BEGIN Data excerpts

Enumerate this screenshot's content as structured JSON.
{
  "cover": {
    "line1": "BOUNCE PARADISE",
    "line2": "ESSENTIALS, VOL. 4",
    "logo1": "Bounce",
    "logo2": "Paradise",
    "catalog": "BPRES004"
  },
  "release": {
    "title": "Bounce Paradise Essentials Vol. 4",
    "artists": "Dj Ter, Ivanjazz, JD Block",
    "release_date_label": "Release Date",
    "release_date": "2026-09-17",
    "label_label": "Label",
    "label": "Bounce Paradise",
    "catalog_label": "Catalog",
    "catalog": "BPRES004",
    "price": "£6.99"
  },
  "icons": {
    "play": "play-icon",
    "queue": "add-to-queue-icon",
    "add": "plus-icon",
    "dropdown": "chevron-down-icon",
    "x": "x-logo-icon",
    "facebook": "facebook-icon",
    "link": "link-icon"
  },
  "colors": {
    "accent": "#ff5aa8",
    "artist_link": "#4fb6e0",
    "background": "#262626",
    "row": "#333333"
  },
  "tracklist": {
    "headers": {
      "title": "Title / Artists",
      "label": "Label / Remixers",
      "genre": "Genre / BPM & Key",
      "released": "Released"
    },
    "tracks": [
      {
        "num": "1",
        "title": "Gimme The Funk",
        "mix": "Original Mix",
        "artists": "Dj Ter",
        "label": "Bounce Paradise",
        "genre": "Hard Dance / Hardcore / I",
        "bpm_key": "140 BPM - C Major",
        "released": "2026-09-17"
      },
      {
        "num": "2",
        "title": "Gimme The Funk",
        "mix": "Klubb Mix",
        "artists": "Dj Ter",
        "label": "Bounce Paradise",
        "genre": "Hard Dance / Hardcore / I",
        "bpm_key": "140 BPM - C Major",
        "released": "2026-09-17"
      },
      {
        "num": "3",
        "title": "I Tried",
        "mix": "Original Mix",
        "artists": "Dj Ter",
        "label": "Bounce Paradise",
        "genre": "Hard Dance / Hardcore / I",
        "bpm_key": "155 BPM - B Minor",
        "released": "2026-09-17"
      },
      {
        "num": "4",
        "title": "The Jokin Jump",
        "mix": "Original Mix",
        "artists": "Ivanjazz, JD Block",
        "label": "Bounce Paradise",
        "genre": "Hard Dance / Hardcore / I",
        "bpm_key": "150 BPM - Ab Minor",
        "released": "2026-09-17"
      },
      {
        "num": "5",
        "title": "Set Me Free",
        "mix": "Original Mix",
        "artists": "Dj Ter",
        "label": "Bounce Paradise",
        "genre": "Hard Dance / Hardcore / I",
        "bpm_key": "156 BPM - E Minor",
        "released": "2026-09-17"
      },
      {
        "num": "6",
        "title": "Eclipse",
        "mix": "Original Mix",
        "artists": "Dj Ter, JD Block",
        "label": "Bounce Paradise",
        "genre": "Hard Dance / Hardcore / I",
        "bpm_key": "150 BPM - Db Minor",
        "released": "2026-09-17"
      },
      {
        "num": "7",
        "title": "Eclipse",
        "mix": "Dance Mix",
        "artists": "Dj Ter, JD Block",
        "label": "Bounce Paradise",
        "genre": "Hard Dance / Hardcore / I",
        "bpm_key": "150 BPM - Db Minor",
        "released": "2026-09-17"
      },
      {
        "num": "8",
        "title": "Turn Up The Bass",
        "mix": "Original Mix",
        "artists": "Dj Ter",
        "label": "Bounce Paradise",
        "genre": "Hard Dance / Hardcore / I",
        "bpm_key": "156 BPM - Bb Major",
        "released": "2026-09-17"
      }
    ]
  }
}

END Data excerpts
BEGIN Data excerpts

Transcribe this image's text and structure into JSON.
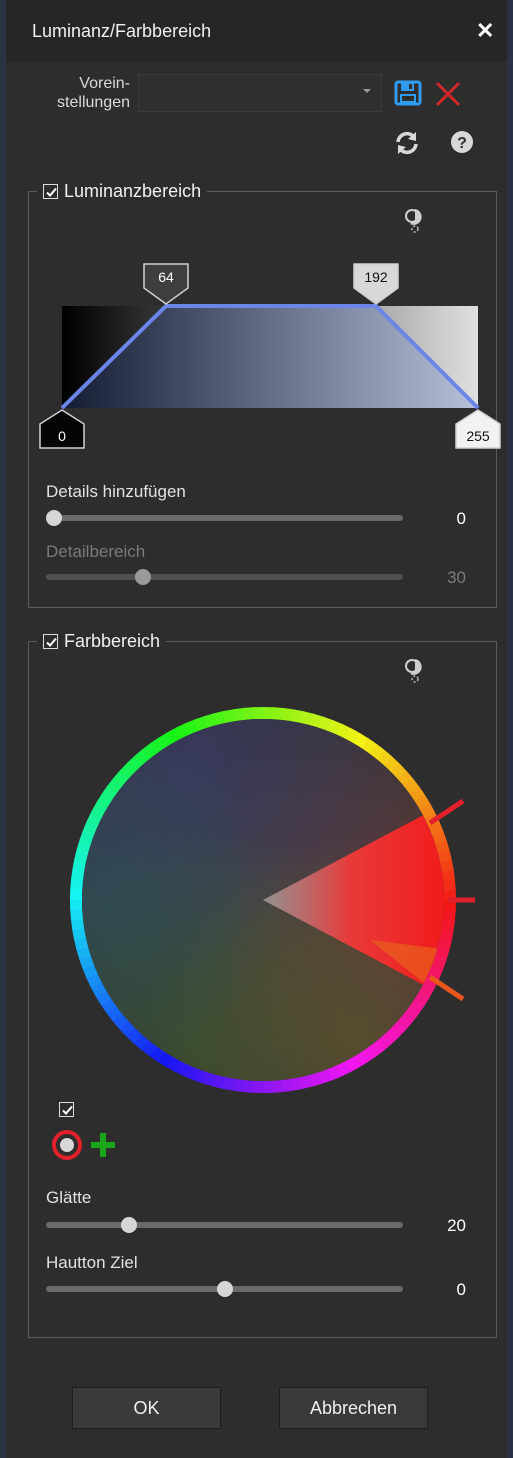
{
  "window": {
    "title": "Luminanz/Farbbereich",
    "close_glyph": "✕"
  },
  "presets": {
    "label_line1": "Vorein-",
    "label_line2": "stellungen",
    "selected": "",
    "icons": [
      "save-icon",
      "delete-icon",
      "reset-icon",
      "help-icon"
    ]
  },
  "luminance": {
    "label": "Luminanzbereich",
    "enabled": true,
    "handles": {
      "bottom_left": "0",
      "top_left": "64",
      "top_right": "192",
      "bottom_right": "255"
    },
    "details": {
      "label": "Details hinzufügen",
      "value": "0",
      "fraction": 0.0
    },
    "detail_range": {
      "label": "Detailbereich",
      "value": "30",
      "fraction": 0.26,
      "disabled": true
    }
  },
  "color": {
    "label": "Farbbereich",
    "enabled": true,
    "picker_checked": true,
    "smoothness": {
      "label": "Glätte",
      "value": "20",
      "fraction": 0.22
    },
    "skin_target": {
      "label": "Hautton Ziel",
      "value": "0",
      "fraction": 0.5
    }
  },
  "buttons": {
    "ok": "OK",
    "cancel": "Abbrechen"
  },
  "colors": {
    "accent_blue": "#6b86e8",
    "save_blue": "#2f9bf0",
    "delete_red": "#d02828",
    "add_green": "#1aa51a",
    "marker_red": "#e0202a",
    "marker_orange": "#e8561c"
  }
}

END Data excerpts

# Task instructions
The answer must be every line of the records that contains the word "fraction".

# Answer
      "fraction": 0.0
      "fraction": 0.26,
      "fraction": 0.22
      "fraction": 0.5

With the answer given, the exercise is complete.